This major is offered as BFA in Design with concentration in Graphic and Information Design, BFA in Design with concentration in Interaction Design, BFA in Design with concentration in Experience Design.

Co-op Divisions are YA and ZA.

CAMD Advising strongly recommends that you start the process by meeting with a faculty mentor  in your new major to talk about your interests and goals for the major to make sure it’s the right choice for you.   Once you’re ready to make the change, then it’s time to schedule an appointment with your new Academic Advisor to make the change official and start planning for your next semester and beyond.

Current students are required to refer to their degree audit through myNeu or Northeastern University Undergraduate Catalog for requirements. 

Any prerequisites should be taken before registering for 2000 level courses and above.


Design general learning outcomes

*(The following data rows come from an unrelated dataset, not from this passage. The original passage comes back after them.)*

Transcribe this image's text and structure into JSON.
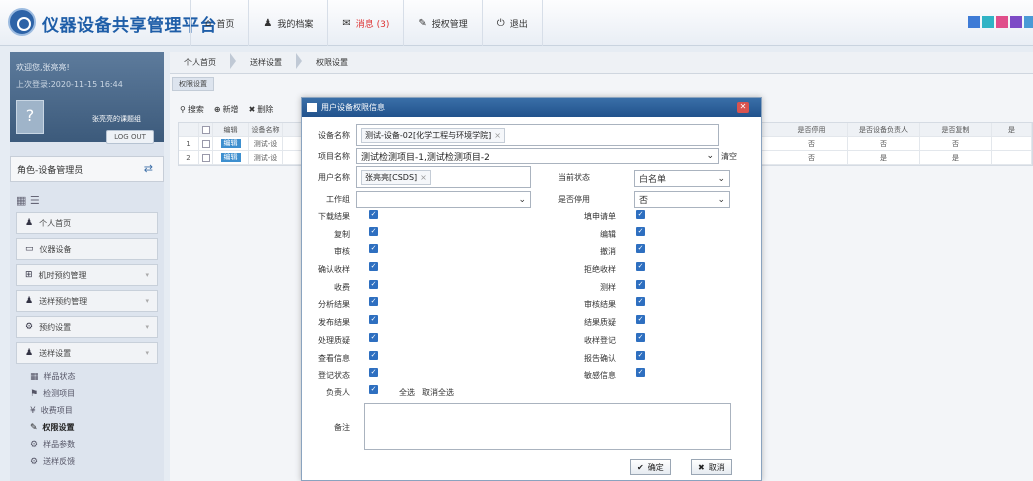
{
  "app": {
    "title": "仪器设备共享管理平台"
  },
  "nav": [
    {
      "icon": "home-icon",
      "glyph": "⌂",
      "label": "首页"
    },
    {
      "icon": "user-icon",
      "glyph": "♟",
      "label": "我的档案"
    },
    {
      "icon": "mail-icon",
      "glyph": "✉",
      "label": "消息 (3)"
    },
    {
      "icon": "auth-icon",
      "glyph": "✎",
      "label": "授权管理"
    },
    {
      "icon": "power-icon",
      "glyph": "⏻",
      "label": "退出"
    }
  ],
  "colors": {
    "blocks": [
      "#3e7bd6",
      "#30b3c5",
      "#e04e8b",
      "#7d4bc6",
      "#4a9ad6"
    ],
    "accent": "#2d63a7"
  },
  "sidebar": {
    "welcome": "欢迎您,张亮亮!",
    "last_login": "上次登录:2020-11-15 16:44",
    "group": "张亮亮的课题组",
    "logout": "LOG OUT",
    "role": "角色-设备管理员",
    "menu": [
      {
        "label": "个人首页",
        "glyph": "♟",
        "arrow": false
      },
      {
        "label": "仪器设备",
        "glyph": "▭",
        "arrow": false
      },
      {
        "label": "机时预约管理",
        "glyph": "⊞",
        "arrow": true
      },
      {
        "label": "送样预约管理",
        "glyph": "♟",
        "arrow": true
      },
      {
        "label": "预约设置",
        "glyph": "⚙",
        "arrow": true
      },
      {
        "label": "送样设置",
        "glyph": "♟",
        "arrow": true
      }
    ],
    "submenu": [
      {
        "label": "样品状态",
        "glyph": "▦"
      },
      {
        "label": "检测项目",
        "glyph": "⚑"
      },
      {
        "label": "收费项目",
        "glyph": "¥"
      },
      {
        "label": "权限设置",
        "glyph": "✎"
      },
      {
        "label": "样品参数",
        "glyph": "⚙"
      },
      {
        "label": "送样反馈",
        "glyph": "⚙"
      }
    ]
  },
  "breadcrumb": [
    "个人首页",
    "送样设置",
    "权限设置"
  ],
  "tab": "权限设置",
  "toolbar": {
    "search": "搜索",
    "add": "新增",
    "delete": "删除"
  },
  "grid": {
    "headers": [
      "编辑",
      "设备名称"
    ],
    "rows": [
      {
        "num": "1",
        "edit": "编辑",
        "name": "测试-设"
      },
      {
        "num": "2",
        "edit": "编辑",
        "name": "测试-设"
      }
    ],
    "right_headers": [
      "是否停用",
      "是否设备负责人",
      "是否复制",
      "是"
    ],
    "right_rows": [
      [
        "否",
        "否",
        "否",
        ""
      ],
      [
        "否",
        "是",
        "是",
        ""
      ]
    ]
  },
  "modal": {
    "title": "用户设备权限信息",
    "device_label": "设备名称",
    "device_value": "测试-设备-02[化学工程与环境学院]",
    "project_label": "项目名称",
    "project_value": "测试检测项目-1,测试检测项目-2",
    "clear": "清空",
    "user_label": "用户名称",
    "user_value": "张亮亮[CSDS]",
    "status_label": "当前状态",
    "status_value": "白名单",
    "group_label": "工作组",
    "group_value": "",
    "disabled_label": "是否停用",
    "disabled_value": "否",
    "perms_left": [
      "下载结果",
      "复制",
      "审核",
      "确认收样",
      "收费",
      "分析结果",
      "发布结果",
      "处理质疑",
      "查看信息",
      "登记状态",
      "负责人"
    ],
    "perms_right": [
      "填申请单",
      "编辑",
      "撤消",
      "拒绝收样",
      "测样",
      "审核结果",
      "结果质疑",
      "收样登记",
      "报告确认",
      "敏感信息"
    ],
    "select_all": "全选",
    "deselect_all": "取消全选",
    "note_label": "备注",
    "ok": "确定",
    "cancel": "取消"
  }
}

  1. Apply iterative design processes to create, revise, evaluate, and develop effective prototypes and innovative solutions.
  2. Engage human-centered design research methods and systems thinking to identify and understand values, goals, motivations of intended audiences as a mode of inquiry, question framing and guide to action.
  3. Develop a high level of craft and technical skills in a relevant range of media and tools and effectively weigh applicability for intended audiences and outcomes.
  4. Develop and realize intent, concept and content with awareness of context and consequence.
  5. Implement visual patterns incorporating text, image, diagram including temporal and spatial representations to recognize, categorize, and articulate significant form and meaning
  6. Employ and embody ethical practices, team and cross-disciplinary collaboration, and effective communication and presentation skills.
  7. Apply relevant communication theories and principles and appreciate the pervasive and long-term impact of design decisions on people and societies.

Graphic and Information Design concentration learning outcomes

  1. Integrate verbal and visual content in a way that is complementary, not redundant, to construct complex visual/verbal messages.
  2. Utilize information and nomenclature systems, organizational grids, hierarchy, and sequence to offer audiences access to complex topics and sense making.
  3. Discern the ethical implications of subjective vs. objective design, and demonstrate ability to construct content along the persuasive/informative continuum according to the needs of an audience, expectations of a client, or self-initiative.


Cara McGrath, AMD '15

Cara McGrath, AMD ’15

Natasha Taylor, AMD'12

Natasha Taylor, AMD’12


Molly Wiggins, AMD’10


Kate Drago, AMD'10

Kate Drago, AMD’10

Masato Nakada, AMD’06





Cara McGrath, AMD’15

When it comes to graphic design, Cara McGrath AMD’15 enjoys working on projects that focus on social causes. McGrath’s courses have allowed her to apply her graphic design skills to a variety of issues, ranging from drinking and driving prevention to the importance of exercise in a child’s daily routine. In Fall 2015, McGrath was able to enroll in a course she had been looking forward to taking for two years: Information Design. The course, which is taught by Professor Tom Starr, gave her the opportunity to work on a project about college campus sexual assault statistics, a project that opened her eyes to “the good that graphic design can do for raising awareness about social issues and campaigns.”

McGrath’s skills have not only been useful in the classroom, but in the extracurricular setting as well. She serves as the co-creative director for Woof Magazine on campus, where she is responsible for leading a team of designers and photographers in conceptualizing articles and piecing together printed issues of the magazine. McGrath has also lent her writing skills to Tastemakers Magazine and found that tools she learned in her courses, such as layout design, have proved to be invaluable to these magazines.

McGrath’s educational experiences have helped her to land two fantastic co-ops. Her first, as a web design intern at America’s Test Kitchen, allowed her to work with a small team of designers on website redesign and Photoshop projects. Her second co-op, which she will begin in January 2015, is at dunnhumby, a company where she will work on a combination of digital and print projects. When asked what advice she has for students interested in graphic design she says, “Keep an open mind. Try to enroll yourselves in classes taught by a variety of different professors to get a variety of viewpoints. Everybody has different opinions on design principles, so you should try to hear them all.”

By Connor Doherty and Nicholas Marini